Web page and app entries
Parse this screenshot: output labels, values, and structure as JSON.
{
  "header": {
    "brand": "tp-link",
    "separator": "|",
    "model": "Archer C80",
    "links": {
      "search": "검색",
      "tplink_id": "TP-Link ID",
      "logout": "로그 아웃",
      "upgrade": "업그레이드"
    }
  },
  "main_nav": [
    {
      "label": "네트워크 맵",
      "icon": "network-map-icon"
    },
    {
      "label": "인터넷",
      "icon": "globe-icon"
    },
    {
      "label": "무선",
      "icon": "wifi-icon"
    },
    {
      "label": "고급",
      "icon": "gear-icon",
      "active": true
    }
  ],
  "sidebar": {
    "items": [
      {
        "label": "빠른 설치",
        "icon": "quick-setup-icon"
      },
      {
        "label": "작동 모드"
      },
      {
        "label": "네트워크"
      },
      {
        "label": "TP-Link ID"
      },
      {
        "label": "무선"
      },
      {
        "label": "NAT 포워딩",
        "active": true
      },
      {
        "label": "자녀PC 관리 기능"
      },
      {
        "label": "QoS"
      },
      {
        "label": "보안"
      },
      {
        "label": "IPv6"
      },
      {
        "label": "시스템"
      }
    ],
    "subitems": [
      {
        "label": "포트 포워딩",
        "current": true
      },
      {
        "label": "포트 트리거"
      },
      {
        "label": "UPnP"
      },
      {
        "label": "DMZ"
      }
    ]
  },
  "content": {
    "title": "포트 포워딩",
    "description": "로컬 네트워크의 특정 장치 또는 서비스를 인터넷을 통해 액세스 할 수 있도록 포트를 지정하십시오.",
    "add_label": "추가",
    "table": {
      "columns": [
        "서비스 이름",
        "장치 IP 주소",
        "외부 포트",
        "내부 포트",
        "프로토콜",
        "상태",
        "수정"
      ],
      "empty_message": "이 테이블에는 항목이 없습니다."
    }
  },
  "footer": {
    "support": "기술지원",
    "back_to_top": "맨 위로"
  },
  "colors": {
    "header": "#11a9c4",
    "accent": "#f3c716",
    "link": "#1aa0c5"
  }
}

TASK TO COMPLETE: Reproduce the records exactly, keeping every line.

SOLUTION TO THIS EXERCISE:
Parse this screenshot: output labels, values, and structure as JSON.
{
  "header": {
    "brand": "tp-link",
    "separator": "|",
    "model": "Archer C80",
    "links": {
      "search": "검색",
      "tplink_id": "TP-Link ID",
      "logout": "로그 아웃",
      "upgrade": "업그레이드"
    }
  },
  "main_nav": [
    {
      "label": "네트워크 맵",
      "icon": "network-map-icon"
    },
    {
      "label": "인터넷",
      "icon": "globe-icon"
    },
    {
      "label": "무선",
      "icon": "wifi-icon"
    },
    {
      "label": "고급",
      "icon": "gear-icon",
      "active": true
    }
  ],
  "sidebar": {
    "items": [
      {
        "label": "빠른 설치",
        "icon": "quick-setup-icon"
      },
      {
        "label": "작동 모드"
      },
      {
        "label": "네트워크"
      },
      {
        "label": "TP-Link ID"
      },
      {
        "label": "무선"
      },
      {
        "label": "NAT 포워딩",
        "active": true
      },
      {
        "label": "자녀PC 관리 기능"
      },
      {
        "label": "QoS"
      },
      {
        "label": "보안"
      },
      {
        "label": "IPv6"
      },
      {
        "label": "시스템"
      }
    ],
    "subitems": [
      {
        "label": "포트 포워딩",
        "current": true
      },
      {
        "label": "포트 트리거"
      },
      {
        "label": "UPnP"
      },
      {
        "label": "DMZ"
      }
    ]
  },
  "content": {
    "title": "포트 포워딩",
    "description": "로컬 네트워크의 특정 장치 또는 서비스를 인터넷을 통해 액세스 할 수 있도록 포트를 지정하십시오.",
    "add_label": "추가",
    "table": {
      "columns": [
        "서비스 이름",
        "장치 IP 주소",
        "외부 포트",
        "내부 포트",
        "프로토콜",
        "상태",
        "수정"
      ],
      "empty_message": "이 테이블에는 항목이 없습니다."
    }
  },
  "footer": {
    "support": "기술지원",
    "back_to_top": "맨 위로"
  },
  "colors": {
    "header": "#11a9c4",
    "accent": "#f3c716",
    "link": "#1aa0c5"
  }
}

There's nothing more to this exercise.